This is a great story about "Escuela Nueva" ("New School"), an award-winning model of schooling in rural Colombia founded by Vicky Colbert who has become an international rock star in education. I read this very closely to get a sense of what makes her model tick such that even urban contexts are adopting it. From what I can tell, it's partnership-based, learner-centered, sensory-rich, asset- and values-based, centered around such core values as expressed herein:
"At its best, Escuela Nueva aims to instill values — responsibility, tolerance, discipline, community — as much as academics. Due to the small class sizes and multi-grade classrooms (known as 'multigrados' in Colombia) common in rural areas, there are always a few students who finish their lessons first and a few that lag behind."
In a conversational and dialogical manner, Escuela Nueva cultivates such values of citizenship as leadership and autonomy that in turn occur through a strong focus on student government, as well as student “'work committees' that can include categories like sports and recreation, the environment, and even cleaning. Each group consists of a few representatives who plan events and activities."
With the help of Escuela Nueva's signature workbooks, I would guess, the teachers' role is primarily that of coach with teachers mentoring each other and meetings consisting more about "mentorship and open discussion" than detailed course planning. Though the schools appear to do well on standardized tests, test-prep is not their focus.
Rural education is a challenge everywhere and Vicky Colbert is making a huge difference. My main question is the role of culturally relevant, perhaps Indigenous or rural education. Are they educating children to ultimately leave the rural areas or to strengthen the local economies so that at least some students will remain in them and develop them. What specifically does the curriculum consist of?
Colbert's influences that have found their way into Escuela Nueva's teaching an curriculum, specifically, Montessori, John Dewey, and Vygotsky, certainly suggest learner-centered, experience-based, and socioculturally focused theoretical elements that appear to be making a difference.

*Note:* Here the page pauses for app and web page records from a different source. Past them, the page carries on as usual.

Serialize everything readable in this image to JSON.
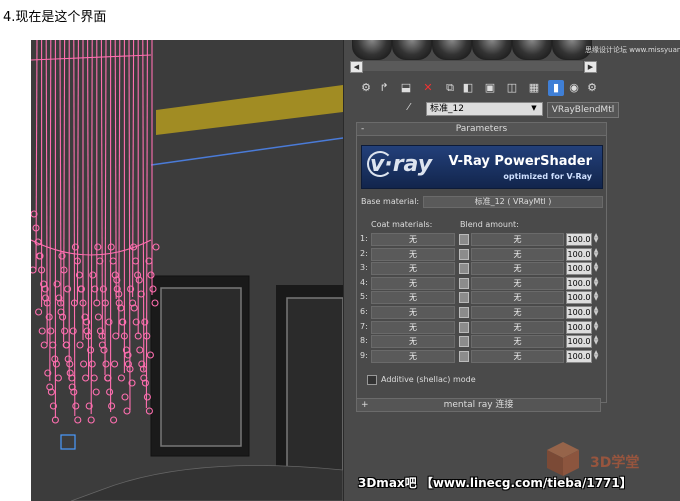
{
  "caption": "4.现在是这个界面",
  "material": {
    "name": "标准_12",
    "type_button": "VRayBlendMtl"
  },
  "rollout": {
    "collapse_sign": "-",
    "title": "Parameters"
  },
  "banner": {
    "logo": "v·ray",
    "title": "V-Ray PowerShader",
    "subtitle": "optimized for V-Ray"
  },
  "base_material": {
    "label": "Base material:",
    "value": "标准_12 ( VRayMtl )"
  },
  "headers": {
    "coat": "Coat materials:",
    "blend": "Blend amount:"
  },
  "rows": [
    {
      "num": "1:",
      "coat": "无",
      "blend": "无",
      "amount": "100.0"
    },
    {
      "num": "2:",
      "coat": "无",
      "blend": "无",
      "amount": "100.0"
    },
    {
      "num": "3:",
      "coat": "无",
      "blend": "无",
      "amount": "100.0"
    },
    {
      "num": "4:",
      "coat": "无",
      "blend": "无",
      "amount": "100.0"
    },
    {
      "num": "5:",
      "coat": "无",
      "blend": "无",
      "amount": "100.0"
    },
    {
      "num": "6:",
      "coat": "无",
      "blend": "无",
      "amount": "100.0"
    },
    {
      "num": "7:",
      "coat": "无",
      "blend": "无",
      "amount": "100.0"
    },
    {
      "num": "8:",
      "coat": "无",
      "blend": "无",
      "amount": "100.0"
    },
    {
      "num": "9:",
      "coat": "无",
      "blend": "无",
      "amount": "100.0"
    }
  ],
  "additive_label": "Additive (shellac) mode",
  "mental_ray": {
    "sign": "+",
    "title": "mental ray 连接"
  },
  "watermark": "3Dmax吧 【www.linecg.com/tieba/1771】",
  "top_watermark": "思缘设计论坛 www.missyuan.com",
  "corner_logo": "3D学堂",
  "colors": {
    "panel_bg": "#4a4a4a",
    "viewport_bg": "#3c3c3c",
    "chandelier": "#ff6fb0",
    "beam": "#b39a1e",
    "banner": "#1c3566"
  },
  "icons": [
    "get-material-icon",
    "put-material-icon",
    "assign-material-icon",
    "delete-icon",
    "copy-icon",
    "unique-icon",
    "material-id-icon",
    "show-map-icon",
    "show-end-result-icon",
    "go-parent-icon",
    "go-sibling-icon"
  ]
}
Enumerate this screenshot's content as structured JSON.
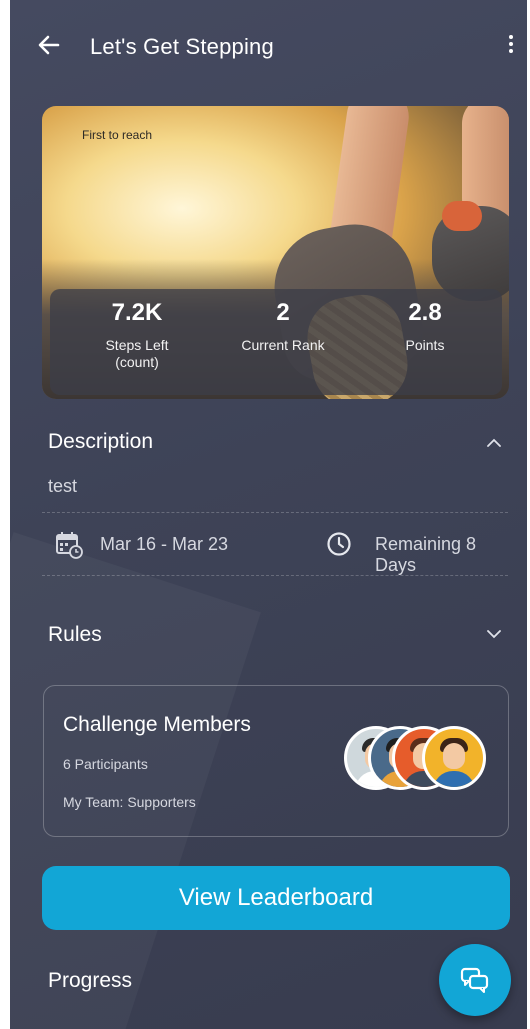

Do read this in its entirety as it definitely has elements like teamwork and multiage grading, personalized learning, and student autonomy and leadership that we can apply here in the Texas and the U.S.
Thanks to my colleague, Tony Baez, for sharing.